          1. 7.2.2.2.1. The MAC layer
          2. 7.2.2.2.2. The LLC layer
        3. 7.2.2.3. The network layer
          1. 7.2.2.3.1. Global minimization
          2. 7.2.2.3.2. Local minimization
          3. 7.2.2.3.3. Transmission power modulation
        4. 7.2.2.4. The transport layer
        5. 7.2.2.5. The application layer
    3. 7.3. Energy minimizing routing models in ad hoc networks
      1. 7.3.1. Minimum total transmission power routing
      2. 7.3.2. Minimum battery cost routing
      3. 7.3.3. Min–max cost routing
      4. 7.3.4. Conditional min–max battery capacity routing
        1. 7.3.4.1. SVSZ
        2. 7.3.4.2. FVSZ
    4. 7.4. Comparison of energy consumption for an ad hoc network routing protocols simulated in ns-2
      1. 7.4.1. The energy consumption model
      2. 7.4.2. Simulation method
      3. 7.4.3. Simulation results
        1. 7.4.3.1. Basic scenario simulation
        2. 7.4.3.2. Pause time variation
        3. 7.4.3.3. Variation of maximum node velocity
        4. 7.4.3.4. Variation in number of traffic sources
        5. 7.4.3.5. Variation in number of nodes
        6. 7.4.3.6. Variation of test network surface
        7. 7.4.3.7. Transfer debit variation
    5. 7.5. Conclusion
  11. Chapter 8: Wi-Fi Access for Ad Hoc Networks
    1. 8.1. Introduction
    2. 8.2. Wi-Fi network structure
      1. 8.2.1. The physical layer
        1. 8.2.1.1. Frequency hopping spread spectrum (FHSS)
        2. 8.2.1.2. Direct sequence spread spectrum (DSSS)
        3. 8.2.1.3. Orthogonal frequency division multiplexing (OFDM)
      2. 8.2.2. The data link layer
        1. 8.2.2.1. CSMA/CA
        2. 8.2.2.2. RTS/CTS
        3. 8.2.2.3. Modes of access to the wireless channel
          1. 8.2.2.3.1. DCF mode
          2. 8.2.2.3.2. PCF mode
        4. 8.2.2.4. Additionl properties of the MAC and LLC layers
    3. 8.3. Wi-Fi network architecture
      1. 8.3.1. Ad hoc mode

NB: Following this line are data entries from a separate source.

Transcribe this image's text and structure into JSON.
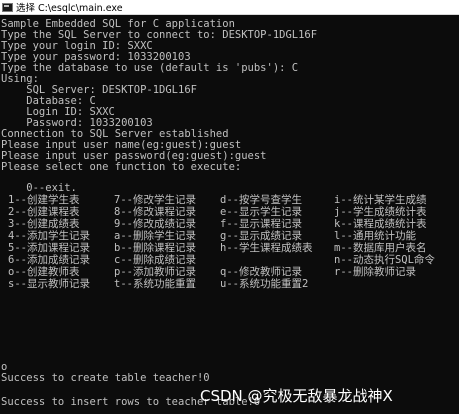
{
  "window": {
    "title": "选择 C:\\esqlc\\main.exe"
  },
  "console": {
    "lines": [
      "Sample Embedded SQL for C application",
      "Type the SQL Server to connect to: DESKTOP-1DGL16F",
      "Type your login ID: SXXC",
      "Type your password: 1033200103",
      "Type the database to use (default is 'pubs'): C",
      "Using:",
      "    SQL Server: DESKTOP-1DGL16F",
      "    Database: C",
      "    Login ID: SXXC",
      "    Password: 1033200103",
      "Connection to SQL Server established",
      "Please input user name(eg:guest):guest",
      "Please input user password(eg:guest):guest",
      "Please select one function to execute:",
      "",
      "    0--exit."
    ],
    "menu": [
      [
        "1--创建学生表",
        "7--修改学生记录",
        "d--按学号查学生",
        "i--统计某学生成绩"
      ],
      [
        "2--创建课程表",
        "8--修改课程记录",
        "e--显示学生记录",
        "j--学生成绩统计表"
      ],
      [
        "3--创建成绩表",
        "9--修改成绩记录",
        "f--显示课程记录",
        "k--课程成绩统计表"
      ],
      [
        "4--添加学生记录",
        "a--删除学生记录",
        "g--显示成绩记录",
        "l--通用统计功能"
      ],
      [
        "5--添加课程记录",
        "b--删除课程记录",
        "h--学生课程成绩表",
        "m--数据库用户表名"
      ],
      [
        "6--添加成绩记录",
        "c--删除成绩记录",
        "",
        "n--动态执行SQL命令"
      ],
      [
        "o--创建教师表",
        "p--添加教师记录",
        "q--修改教师记录",
        "r--删除教师记录"
      ],
      [
        "s--显示教师记录",
        "t--系统功能重置",
        "u--系统功能重置2",
        ""
      ]
    ],
    "input_value": "o",
    "result_1": "Success to create table teacher!0",
    "result_2": "Success to insert rows to teacher table!0"
  },
  "watermark": "CSDN @究极无敌暴龙战神X",
  "colors": {
    "console_bg": "#0c0c0c",
    "console_text": "#c0c0c0",
    "titlebar_bg": "#ffffff"
  }
}
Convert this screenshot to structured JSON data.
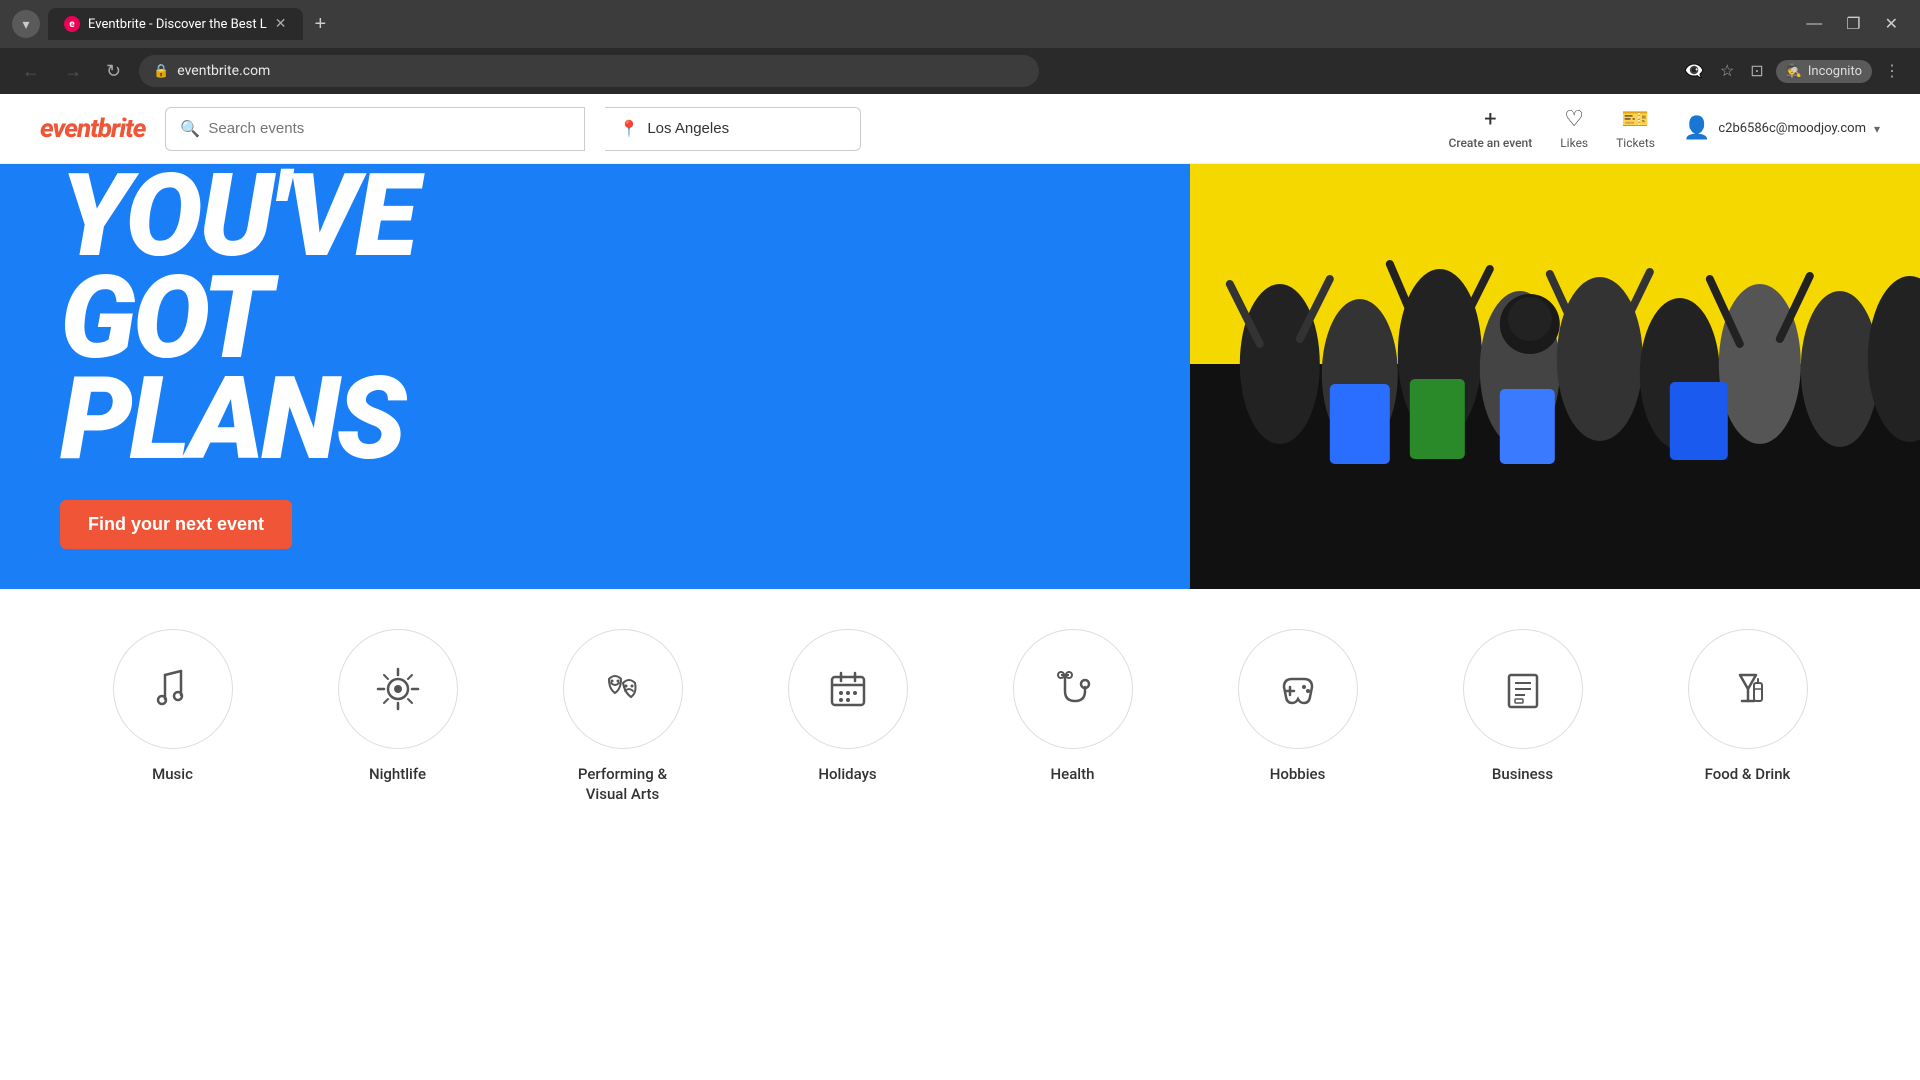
{
  "browser": {
    "tab_title": "Eventbrite - Discover the Best L",
    "tab_favicon": "e",
    "address": "eventbrite.com",
    "new_tab_label": "+",
    "controls": {
      "minimize": "—",
      "maximize": "❐",
      "close": "✕"
    },
    "nav": {
      "back": "←",
      "forward": "→",
      "reload": "↻"
    },
    "toolbar": {
      "eye_off": "👁",
      "star": "☆",
      "extensions": "⊞",
      "incognito": "Incognito",
      "menu": "⋮"
    }
  },
  "header": {
    "logo": "eventbrite",
    "search_placeholder": "Search events",
    "location_value": "Los Angeles",
    "create_label": "Create an event",
    "likes_label": "Likes",
    "tickets_label": "Tickets",
    "user_email": "c2b6586c@moodjoy.com"
  },
  "hero": {
    "line1": "YOU'VE",
    "line2": "GOT",
    "line3": "PLANS",
    "cta_label": "Find your next event"
  },
  "categories": [
    {
      "id": "music",
      "label": "Music",
      "icon": "🎤"
    },
    {
      "id": "nightlife",
      "label": "Nightlife",
      "icon": "🪩"
    },
    {
      "id": "performing-visual-arts",
      "label": "Performing & Visual Arts",
      "icon": "🎭"
    },
    {
      "id": "holidays",
      "label": "Holidays",
      "icon": "🗓"
    },
    {
      "id": "health",
      "label": "Health",
      "icon": "🩺"
    },
    {
      "id": "hobbies",
      "label": "Hobbies",
      "icon": "🎮"
    },
    {
      "id": "business",
      "label": "Business",
      "icon": "📋"
    },
    {
      "id": "food-drink",
      "label": "Food & Drink",
      "icon": "🍹"
    }
  ]
}
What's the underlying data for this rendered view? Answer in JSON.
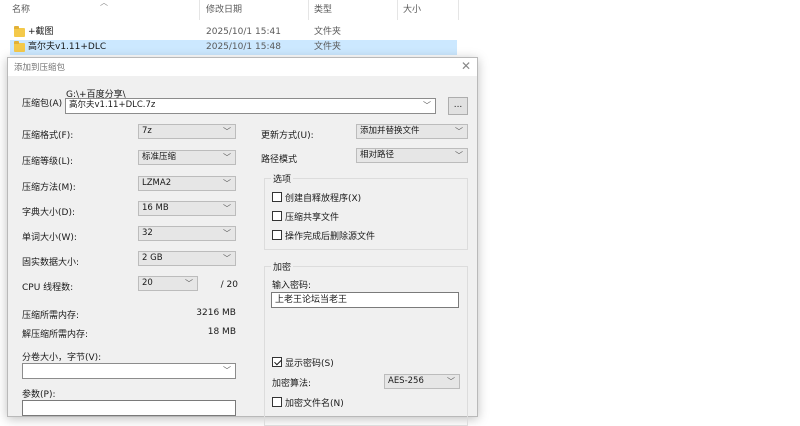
{
  "explorer": {
    "columns": {
      "name": "名称",
      "date": "修改日期",
      "type": "类型",
      "size": "大小"
    },
    "files": [
      {
        "name": "+截图",
        "date": "2025/10/1 15:41",
        "type": "文件夹"
      },
      {
        "name": "高尔夫v1.11+DLC",
        "date": "2025/10/1 15:48",
        "type": "文件夹"
      }
    ]
  },
  "dialog": {
    "title": "添加到压缩包",
    "close_glyph": "✕",
    "archive": {
      "label": "压缩包(A)",
      "path": "G:\\+百度分享\\",
      "filename": "高尔夫v1.11+DLC.7z",
      "browse_label": "..."
    },
    "left": {
      "format": {
        "label": "压缩格式(F):",
        "value": "7z"
      },
      "level": {
        "label": "压缩等级(L):",
        "value": "标准压缩"
      },
      "method": {
        "label": "压缩方法(M):",
        "value": "LZMA2"
      },
      "dict": {
        "label": "字典大小(D):",
        "value": "16 MB"
      },
      "word": {
        "label": "单词大小(W):",
        "value": "32"
      },
      "solid": {
        "label": "固实数据大小:",
        "value": "2 GB"
      },
      "threads": {
        "label": "CPU 线程数:",
        "value": "20",
        "max": "/ 20"
      },
      "mem_comp": {
        "label": "压缩所需内存:",
        "value": "3216 MB"
      },
      "mem_decomp": {
        "label": "解压缩所需内存:",
        "value": "18 MB"
      },
      "volume": {
        "label": "分卷大小，字节(V):",
        "value": ""
      },
      "params": {
        "label": "参数(P):",
        "value": ""
      }
    },
    "right": {
      "update": {
        "label": "更新方式(U):",
        "value": "添加并替换文件"
      },
      "path_mode": {
        "label": "路径模式",
        "value": "相对路径"
      },
      "options": {
        "title": "选项",
        "sfx": {
          "label": "创建自释放程序(X)",
          "checked": false
        },
        "shared": {
          "label": "压缩共享文件",
          "checked": false
        },
        "delete": {
          "label": "操作完成后删除源文件",
          "checked": false
        }
      },
      "encryption": {
        "title": "加密",
        "password_label": "输入密码:",
        "password_value": "上老王论坛当老王",
        "show_password": {
          "label": "显示密码(S)",
          "checked": true
        },
        "method_label": "加密算法:",
        "method_value": "AES-256",
        "encrypt_names": {
          "label": "加密文件名(N)",
          "checked": false
        }
      }
    },
    "caret_glyph": "﹀"
  }
}
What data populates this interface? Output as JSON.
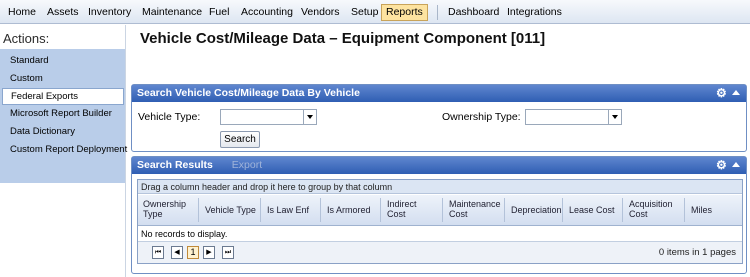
{
  "menu": {
    "items": [
      "Home",
      "Assets",
      "Inventory",
      "Maintenance",
      "Fuel",
      "Accounting",
      "Vendors",
      "Setup",
      "Reports",
      "Dashboard",
      "Integrations"
    ],
    "active": "Reports"
  },
  "sidebar": {
    "title": "Actions:",
    "items": [
      "Standard",
      "Custom",
      "Federal Exports",
      "Microsoft Report Builder",
      "Data Dictionary",
      "Custom Report Deployment"
    ],
    "selected": "Federal Exports"
  },
  "page": {
    "title": "Vehicle Cost/Mileage Data – Equipment Component [011]"
  },
  "search_panel": {
    "title": "Search Vehicle Cost/Mileage Data By Vehicle",
    "vehicle_type_label": "Vehicle Type:",
    "vehicle_type_value": "",
    "ownership_type_label": "Ownership Type:",
    "ownership_type_value": "",
    "search_button": "Search"
  },
  "results_panel": {
    "title": "Search Results",
    "export_label": "Export",
    "group_hint": "Drag a column header and drop it here to group by that column",
    "columns": [
      [
        "Ownership",
        "Type"
      ],
      [
        "Vehicle Type"
      ],
      [
        "Is Law Enf"
      ],
      [
        "Is Armored"
      ],
      [
        "Indirect",
        "Cost"
      ],
      [
        "Maintenance",
        "Cost"
      ],
      [
        "Depreciation"
      ],
      [
        "Lease Cost"
      ],
      [
        "Acquisition",
        "Cost"
      ],
      [
        "Miles"
      ]
    ],
    "empty_text": "No records to display.",
    "pager": {
      "first": "⏮",
      "prev": "◀",
      "page": "1",
      "next": "▶",
      "last": "⏭",
      "info": "0 items in 1 pages"
    }
  },
  "colors": {
    "panel_header": "#3a66b8",
    "sidebar_bg": "#b9cde9",
    "active_menu": "#fde3a0"
  }
}
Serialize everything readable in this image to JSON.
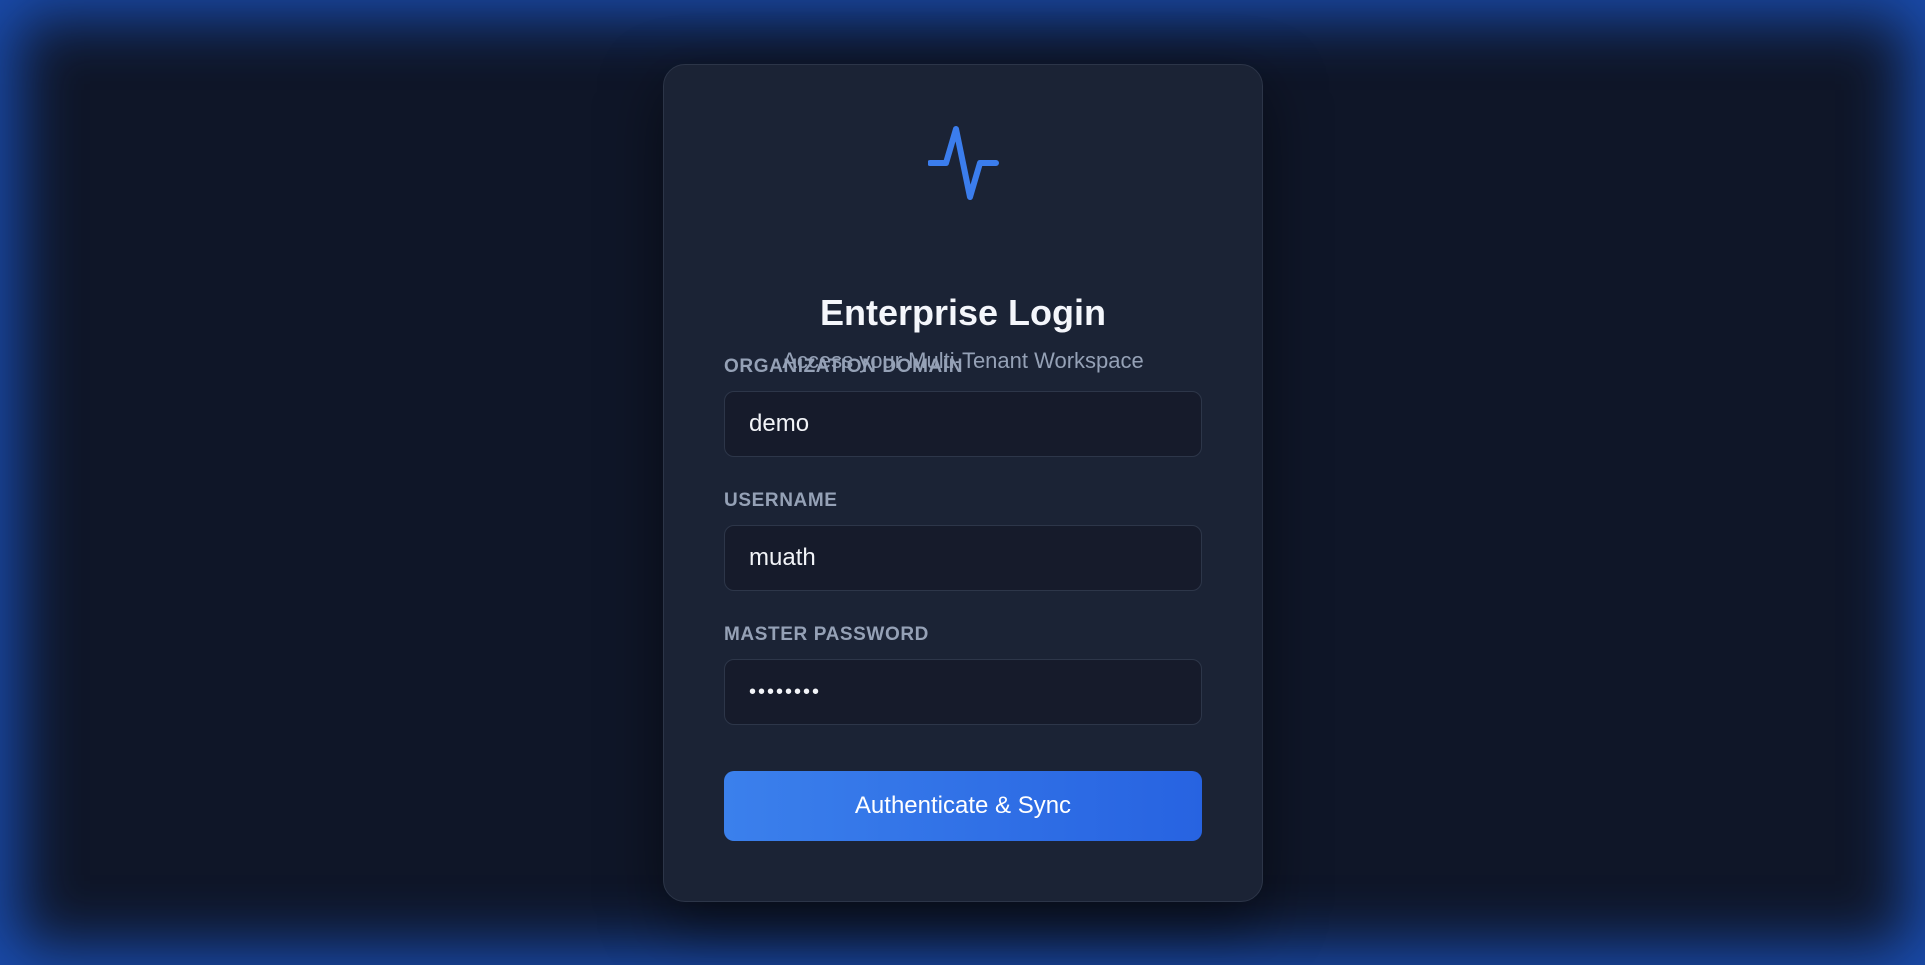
{
  "colors": {
    "background": "#0f1628",
    "card": "#1b2335",
    "accent": "#3b7ded",
    "label": "#95a1b6"
  },
  "header": {
    "logo_icon": "pulse-icon",
    "title": "Enterprise Login",
    "subtitle": "Access your Multi-Tenant Workspace"
  },
  "form": {
    "domain": {
      "label": "ORGANIZATION DOMAIN",
      "value": "demo"
    },
    "username": {
      "label": "USERNAME",
      "value": "muath"
    },
    "password": {
      "label": "MASTER PASSWORD",
      "value": "••••••••"
    },
    "submit_label": "Authenticate & Sync"
  }
}
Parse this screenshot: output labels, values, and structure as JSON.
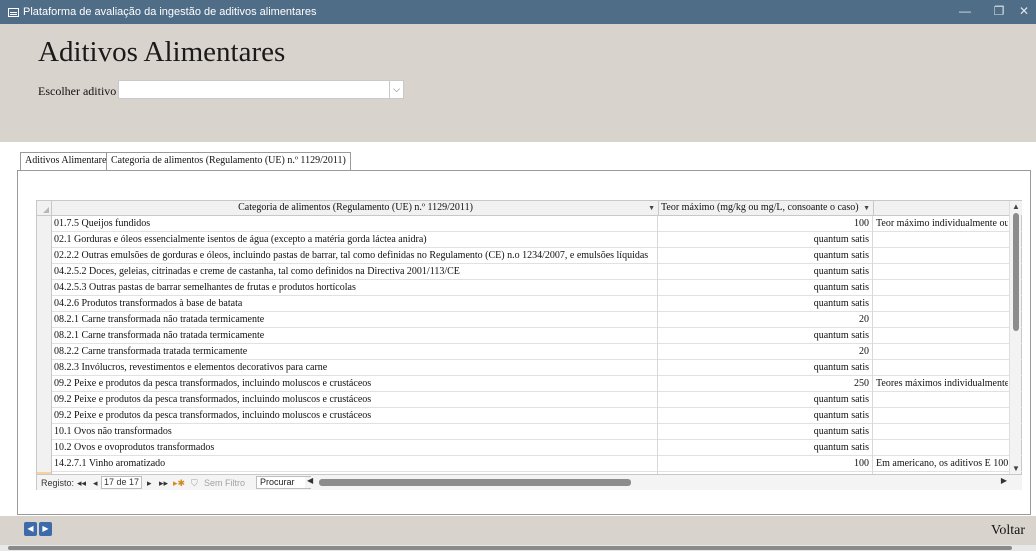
{
  "window": {
    "title": "Plataforma de avaliação da ingestão de aditivos alimentares",
    "minimize": "—",
    "restore": "❐",
    "close": "✕"
  },
  "header": {
    "title": "Aditivos Alimentares",
    "choose_label": "Escolher aditivo",
    "choose_value": ""
  },
  "tabs": [
    {
      "label": "Aditivos Alimentares"
    },
    {
      "label": "Categoria de alimentos (Regulamento (UE) n.º 1129/2011)"
    }
  ],
  "grid": {
    "columns": [
      "Categoria de alimentos (Regulamento (UE) n.º 1129/2011)",
      "Teor máximo (mg/kg ou mg/L, consoante o caso)",
      ""
    ],
    "rows": [
      {
        "cat": "01.7.5 Queijos fundidos",
        "teor": "100",
        "nota": "Teor máximo individualmente ou"
      },
      {
        "cat": "02.1 Gorduras e óleos essencialmente isentos de água (excepto a matéria gorda láctea anidra)",
        "teor": "quantum satis",
        "nota": ""
      },
      {
        "cat": "02.2.2 Outras emulsões de gorduras e óleos, incluindo pastas de barrar, tal como definidas no Regulamento (CE) n.o 1234/2007, e emulsões líquidas",
        "teor": "quantum satis",
        "nota": ""
      },
      {
        "cat": "04.2.5.2 Doces, geleias, citrinadas e creme de castanha, tal como definidos na Directiva 2001/113/CE",
        "teor": "quantum satis",
        "nota": ""
      },
      {
        "cat": "04.2.5.3 Outras pastas de barrar semelhantes de frutas e produtos hortícolas",
        "teor": "quantum satis",
        "nota": ""
      },
      {
        "cat": "04.2.6 Produtos transformados à base de batata",
        "teor": "quantum satis",
        "nota": ""
      },
      {
        "cat": "08.2.1 Carne transformada não tratada termicamente",
        "teor": "20",
        "nota": ""
      },
      {
        "cat": "08.2.1 Carne transformada não tratada termicamente",
        "teor": "quantum satis",
        "nota": ""
      },
      {
        "cat": "08.2.2 Carne transformada tratada termicamente",
        "teor": "20",
        "nota": ""
      },
      {
        "cat": "08.2.3 Invólucros, revestimentos e elementos decorativos para carne",
        "teor": "quantum satis",
        "nota": ""
      },
      {
        "cat": "09.2 Peixe e produtos da pesca transformados, incluindo moluscos e crustáceos",
        "teor": "250",
        "nota": "Teores máximos individualmente"
      },
      {
        "cat": "09.2 Peixe e produtos da pesca transformados, incluindo moluscos e crustáceos",
        "teor": "quantum satis",
        "nota": ""
      },
      {
        "cat": "09.2 Peixe e produtos da pesca transformados, incluindo moluscos e crustáceos",
        "teor": "quantum satis",
        "nota": ""
      },
      {
        "cat": "10.1 Ovos não transformados",
        "teor": "quantum satis",
        "nota": ""
      },
      {
        "cat": "10.2 Ovos e ovoprodutos transformados",
        "teor": "quantum satis",
        "nota": ""
      },
      {
        "cat": "14.2.7.1 Vinho aromatizado",
        "teor": "100",
        "nota": "Em americano, os aditivos E 100,"
      },
      {
        "cat": "",
        "teor": "",
        "nota": ""
      }
    ]
  },
  "record_nav": {
    "label": "Registo:",
    "first": "◂◂",
    "prev": "◂",
    "counter": "17 de 17",
    "next": "▸",
    "last": "▸▸",
    "new": "▸✱",
    "filter": "Sem Filtro",
    "search": "Procurar"
  },
  "footer": {
    "back_label": "Voltar",
    "prev_arrow": "◀",
    "next_arrow": "▶"
  }
}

      2. 8.3.2. Infrastructure mode
        1. 8.3.2.1. Communication with the AP
        2. 8.3.2.2. Roaming
      3. 8.3.3. Grid mode
    4. 8.4. Wi-Fi norms
      1. 8.4.1. The 802.11a norm
      2. 8.4.2. The 802.11b norm
      3. 8.4.3. The 802.11e norm
      4. 8.4.4. The 802.11f norm
      5. 8.4.5. The 802.11g norm
      6. 8.4.6. The 802.11i norm
      7. 8.4.7. The 802.1x norm
      8. 8.4.8. The 802.11n specification
    5. 8.5. 802.11n migration
    6. 8.6. Conclusion
  12. Bibliography
  13. APPENDICES
    1. Appendix 1: The Ad Hoc Networks Simulator (ANS)
      1. A1.1. The ANS Application
      2. A1.2. Traces
      3. A1.3. Curve tracing
    2. Appendix 2: TCL Script of OLSRQSUP Protocol
    3. Appendix 3: Awk Script
  14. Index